Reproduce all of the data word for word.
= = = =
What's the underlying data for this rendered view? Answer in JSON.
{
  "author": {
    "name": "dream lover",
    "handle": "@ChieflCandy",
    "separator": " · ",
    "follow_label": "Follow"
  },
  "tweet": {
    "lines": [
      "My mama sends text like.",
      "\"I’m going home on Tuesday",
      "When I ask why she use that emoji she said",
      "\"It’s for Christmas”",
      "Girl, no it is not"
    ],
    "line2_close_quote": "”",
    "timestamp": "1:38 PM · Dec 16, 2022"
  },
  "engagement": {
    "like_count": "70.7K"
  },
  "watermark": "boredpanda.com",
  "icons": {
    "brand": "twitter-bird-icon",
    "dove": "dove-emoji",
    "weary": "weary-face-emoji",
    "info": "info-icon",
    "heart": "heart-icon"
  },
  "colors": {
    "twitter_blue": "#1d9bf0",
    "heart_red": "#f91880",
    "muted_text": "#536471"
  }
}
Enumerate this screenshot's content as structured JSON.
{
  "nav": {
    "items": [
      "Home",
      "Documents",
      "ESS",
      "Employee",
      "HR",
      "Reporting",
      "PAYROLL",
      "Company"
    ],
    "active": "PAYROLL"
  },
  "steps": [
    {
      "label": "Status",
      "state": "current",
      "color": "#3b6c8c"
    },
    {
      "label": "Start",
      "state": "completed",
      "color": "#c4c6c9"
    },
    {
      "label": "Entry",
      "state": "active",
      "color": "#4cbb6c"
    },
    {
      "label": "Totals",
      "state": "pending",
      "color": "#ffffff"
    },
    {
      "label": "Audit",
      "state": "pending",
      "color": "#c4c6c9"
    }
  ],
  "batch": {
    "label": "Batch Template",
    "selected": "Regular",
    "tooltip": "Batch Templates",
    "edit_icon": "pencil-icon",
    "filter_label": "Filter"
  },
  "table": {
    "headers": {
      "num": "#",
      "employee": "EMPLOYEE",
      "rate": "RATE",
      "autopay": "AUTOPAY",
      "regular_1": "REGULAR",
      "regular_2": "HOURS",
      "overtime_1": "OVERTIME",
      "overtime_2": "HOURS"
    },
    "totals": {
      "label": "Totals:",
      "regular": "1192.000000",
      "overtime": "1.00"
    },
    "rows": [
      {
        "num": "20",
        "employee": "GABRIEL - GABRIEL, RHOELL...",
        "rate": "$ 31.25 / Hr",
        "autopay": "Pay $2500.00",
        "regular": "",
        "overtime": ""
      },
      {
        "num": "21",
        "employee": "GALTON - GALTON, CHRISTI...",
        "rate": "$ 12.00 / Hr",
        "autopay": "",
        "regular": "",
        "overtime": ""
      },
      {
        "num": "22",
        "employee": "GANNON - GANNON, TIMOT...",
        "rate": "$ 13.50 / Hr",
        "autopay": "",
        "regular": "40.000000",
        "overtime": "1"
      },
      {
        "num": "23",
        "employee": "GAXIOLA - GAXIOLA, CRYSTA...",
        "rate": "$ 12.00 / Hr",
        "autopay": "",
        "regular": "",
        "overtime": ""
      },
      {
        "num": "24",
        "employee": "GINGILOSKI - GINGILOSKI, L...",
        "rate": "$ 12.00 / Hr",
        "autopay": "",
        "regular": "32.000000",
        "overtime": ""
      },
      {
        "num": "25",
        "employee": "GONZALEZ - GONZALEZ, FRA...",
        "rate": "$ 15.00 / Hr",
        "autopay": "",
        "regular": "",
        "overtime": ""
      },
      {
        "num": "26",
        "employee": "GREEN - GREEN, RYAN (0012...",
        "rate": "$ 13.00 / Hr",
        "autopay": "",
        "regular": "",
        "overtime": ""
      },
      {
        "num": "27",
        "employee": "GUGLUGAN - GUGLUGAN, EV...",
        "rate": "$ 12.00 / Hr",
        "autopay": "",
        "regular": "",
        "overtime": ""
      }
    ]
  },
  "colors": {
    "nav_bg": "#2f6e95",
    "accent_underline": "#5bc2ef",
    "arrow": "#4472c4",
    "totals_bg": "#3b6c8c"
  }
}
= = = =
● Answer for the task:
What's the underlying data for this rendered view? Answer in JSON.
{
  "author": {
    "name": "dream lover",
    "handle": "@ChieflCandy",
    "separator": " · ",
    "follow_label": "Follow"
  },
  "tweet": {
    "lines": [
      "My mama sends text like.",
      "\"I’m going home on Tuesday",
      "When I ask why she use that emoji she said",
      "\"It’s for Christmas”",
      "Girl, no it is not"
    ],
    "line2_close_quote": "”",
    "timestamp": "1:38 PM · Dec 16, 2022"
  },
  "engagement": {
    "like_count": "70.7K"
  },
  "watermark": "boredpanda.com",
  "icons": {
    "brand": "twitter-bird-icon",
    "dove": "dove-emoji",
    "weary": "weary-face-emoji",
    "info": "info-icon",
    "heart": "heart-icon"
  },
  "colors": {
    "twitter_blue": "#1d9bf0",
    "heart_red": "#f91880",
    "muted_text": "#536471"
  }
}
Enumerate this screenshot's content as structured JSON.
{
  "nav": {
    "items": [
      "Home",
      "Documents",
      "ESS",
      "Employee",
      "HR",
      "Reporting",
      "PAYROLL",
      "Company"
    ],
    "active": "PAYROLL"
  },
  "steps": [
    {
      "label": "Status",
      "state": "current",
      "color": "#3b6c8c"
    },
    {
      "label": "Start",
      "state": "completed",
      "color": "#c4c6c9"
    },
    {
      "label": "Entry",
      "state": "active",
      "color": "#4cbb6c"
    },
    {
      "label": "Totals",
      "state": "pending",
      "color": "#ffffff"
    },
    {
      "label": "Audit",
      "state": "pending",
      "color": "#c4c6c9"
    }
  ],
  "batch": {
    "label": "Batch Template",
    "selected": "Regular",
    "tooltip": "Batch Templates",
    "edit_icon": "pencil-icon",
    "filter_label": "Filter"
  },
  "table": {
    "headers": {
      "num": "#",
      "employee": "EMPLOYEE",
      "rate": "RATE",
      "autopay": "AUTOPAY",
      "regular_1": "REGULAR",
      "regular_2": "HOURS",
      "overtime_1": "OVERTIME",
      "overtime_2": "HOURS"
    },
    "totals": {
      "label": "Totals:",
      "regular": "1192.000000",
      "overtime": "1.00"
    },
    "rows": [
      {
        "num": "20",
        "employee": "GABRIEL - GABRIEL, RHOELL...",
        "rate": "$ 31.25 / Hr",
        "autopay": "Pay $2500.00",
        "regular": "",
        "overtime": ""
      },
      {
        "num": "21",
        "employee": "GALTON - GALTON, CHRISTI...",
        "rate": "$ 12.00 / Hr",
        "autopay": "",
        "regular": "",
        "overtime": ""
      },
      {
        "num": "22",
        "employee": "GANNON - GANNON, TIMOT...",
        "rate": "$ 13.50 / Hr",
        "autopay": "",
        "regular": "40.000000",
        "overtime": "1"
      },
      {
        "num": "23",
        "employee": "GAXIOLA - GAXIOLA, CRYSTA...",
        "rate": "$ 12.00 / Hr",
        "autopay": "",
        "regular": "",
        "overtime": ""
      },
      {
        "num": "24",
        "employee": "GINGILOSKI - GINGILOSKI, L...",
        "rate": "$ 12.00 / Hr",
        "autopay": "",
        "regular": "32.000000",
        "overtime": ""
      },
      {
        "num": "25",
        "employee": "GONZALEZ - GONZALEZ, FRA...",
        "rate": "$ 15.00 / Hr",
        "autopay": "",
        "regular": "",
        "overtime": ""
      },
      {
        "num": "26",
        "employee": "GREEN - GREEN, RYAN (0012...",
        "rate": "$ 13.00 / Hr",
        "autopay": "",
        "regular": "",
        "overtime": ""
      },
      {
        "num": "27",
        "employee": "GUGLUGAN - GUGLUGAN, EV...",
        "rate": "$ 12.00 / Hr",
        "autopay": "",
        "regular": "",
        "overtime": ""
      }
    ]
  },
  "colors": {
    "nav_bg": "#2f6e95",
    "accent_underline": "#5bc2ef",
    "arrow": "#4472c4",
    "totals_bg": "#3b6c8c"
  }
}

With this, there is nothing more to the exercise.